Among them, the removal of exclusivity obligations, lock-in periods and/or termination fees on all drivers who drive on Grab’s ride-hailing platform and the removal of Grab’s exclusivity arrangements with any taxi or private-hire car fleet so as to increase choices for drivers and riders.
Indeed, measures need to be in place to prevent existing players from making it arduous to sign up with new market entrants.
New entrants would do better to step in with more creative business models that also take into account long-term sustainability.
But while intense competition in the market might be good for consumers in the short-term, in the long-term, it leads to a less healthy transport ecosystem in that it is likely to thwart Singapore’s car-lite aims.
A study by Boston’s Northeastern University shows that since private-hire services were introduced in Boston, commuters who used to walk, cycle or use public transport are opting for cheap private-hire car rides instead.
In Singapore, as the bus and MRT systems continue to be improved, is encouraging the use of ride-hailing services really the answer?
As regulators step in to ensure market contestability, the promotion of intense competition perhaps needs to be moderated, as do the expectations of commuters.
In the meantime, we may have to adopt an attitude of "enjoy it while it lasts" when new entrants unleash generous discounts and "suck it up" when prices increase as players transition to more sustainable models or exit.

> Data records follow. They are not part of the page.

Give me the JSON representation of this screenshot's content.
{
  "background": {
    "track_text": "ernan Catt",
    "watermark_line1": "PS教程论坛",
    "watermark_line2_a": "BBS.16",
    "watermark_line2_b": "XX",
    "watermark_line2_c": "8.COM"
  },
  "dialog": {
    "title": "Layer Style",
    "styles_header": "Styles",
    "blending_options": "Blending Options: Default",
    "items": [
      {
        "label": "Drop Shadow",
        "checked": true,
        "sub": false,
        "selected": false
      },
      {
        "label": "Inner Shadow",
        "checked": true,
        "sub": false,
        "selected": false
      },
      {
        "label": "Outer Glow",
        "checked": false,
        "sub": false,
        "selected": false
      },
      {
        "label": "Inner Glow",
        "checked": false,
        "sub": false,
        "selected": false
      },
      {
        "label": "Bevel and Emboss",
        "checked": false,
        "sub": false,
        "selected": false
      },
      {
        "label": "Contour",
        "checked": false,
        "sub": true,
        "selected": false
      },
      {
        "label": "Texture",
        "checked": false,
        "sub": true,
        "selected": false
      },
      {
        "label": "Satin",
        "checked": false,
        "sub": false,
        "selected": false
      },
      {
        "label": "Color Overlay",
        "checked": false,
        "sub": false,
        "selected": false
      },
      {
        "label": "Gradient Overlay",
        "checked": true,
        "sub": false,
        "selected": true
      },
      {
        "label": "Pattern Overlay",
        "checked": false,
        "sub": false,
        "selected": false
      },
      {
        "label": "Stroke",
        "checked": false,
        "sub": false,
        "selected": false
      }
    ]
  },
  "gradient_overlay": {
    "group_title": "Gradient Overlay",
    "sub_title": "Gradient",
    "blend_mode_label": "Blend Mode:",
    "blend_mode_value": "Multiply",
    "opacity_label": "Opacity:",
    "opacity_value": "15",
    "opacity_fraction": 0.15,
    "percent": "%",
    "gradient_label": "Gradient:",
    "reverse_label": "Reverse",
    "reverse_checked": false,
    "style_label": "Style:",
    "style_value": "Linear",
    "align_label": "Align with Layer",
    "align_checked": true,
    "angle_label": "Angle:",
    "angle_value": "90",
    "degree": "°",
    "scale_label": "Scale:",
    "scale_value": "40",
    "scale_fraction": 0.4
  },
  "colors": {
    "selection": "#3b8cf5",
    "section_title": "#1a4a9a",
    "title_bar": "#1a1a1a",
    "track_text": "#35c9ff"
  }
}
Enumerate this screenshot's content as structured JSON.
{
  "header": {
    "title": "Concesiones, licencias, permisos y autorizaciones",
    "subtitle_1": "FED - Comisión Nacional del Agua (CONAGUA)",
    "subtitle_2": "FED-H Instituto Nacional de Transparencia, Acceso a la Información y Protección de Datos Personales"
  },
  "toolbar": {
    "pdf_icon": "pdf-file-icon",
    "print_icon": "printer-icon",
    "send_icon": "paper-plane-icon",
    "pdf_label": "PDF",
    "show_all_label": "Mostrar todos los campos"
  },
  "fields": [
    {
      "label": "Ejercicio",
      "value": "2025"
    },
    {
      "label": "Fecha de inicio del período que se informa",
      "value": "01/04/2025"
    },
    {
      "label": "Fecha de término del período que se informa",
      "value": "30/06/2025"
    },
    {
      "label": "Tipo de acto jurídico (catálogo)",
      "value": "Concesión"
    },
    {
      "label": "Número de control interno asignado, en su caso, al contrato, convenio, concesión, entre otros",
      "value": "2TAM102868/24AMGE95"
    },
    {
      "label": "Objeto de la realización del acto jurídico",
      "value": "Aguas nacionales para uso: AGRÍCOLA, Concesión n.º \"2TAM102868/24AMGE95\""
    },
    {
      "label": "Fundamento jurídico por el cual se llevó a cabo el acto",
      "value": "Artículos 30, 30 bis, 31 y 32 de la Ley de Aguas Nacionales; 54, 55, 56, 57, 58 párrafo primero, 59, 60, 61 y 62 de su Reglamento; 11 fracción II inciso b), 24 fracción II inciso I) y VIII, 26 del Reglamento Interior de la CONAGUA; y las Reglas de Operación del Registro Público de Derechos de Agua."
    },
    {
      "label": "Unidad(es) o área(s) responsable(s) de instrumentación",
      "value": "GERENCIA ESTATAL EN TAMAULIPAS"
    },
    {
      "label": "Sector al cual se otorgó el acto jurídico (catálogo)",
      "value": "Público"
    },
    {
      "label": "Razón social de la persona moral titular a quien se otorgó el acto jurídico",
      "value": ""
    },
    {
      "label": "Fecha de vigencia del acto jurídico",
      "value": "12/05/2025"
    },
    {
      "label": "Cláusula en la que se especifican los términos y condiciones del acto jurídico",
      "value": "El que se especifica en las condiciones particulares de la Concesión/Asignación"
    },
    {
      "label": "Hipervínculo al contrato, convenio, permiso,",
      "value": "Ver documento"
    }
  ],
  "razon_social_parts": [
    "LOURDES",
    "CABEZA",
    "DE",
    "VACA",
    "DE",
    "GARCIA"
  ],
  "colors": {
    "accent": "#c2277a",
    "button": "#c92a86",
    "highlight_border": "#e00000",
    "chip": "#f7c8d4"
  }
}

Bharati Jagdish is the host of Channel NewsAsia Digital News' hard-hitting On The Record, a weekly interview with thought leaders across Singapore, and The Pulse, Channel NewsAsia’s weekly podcast that discusses the hottest issues of the week.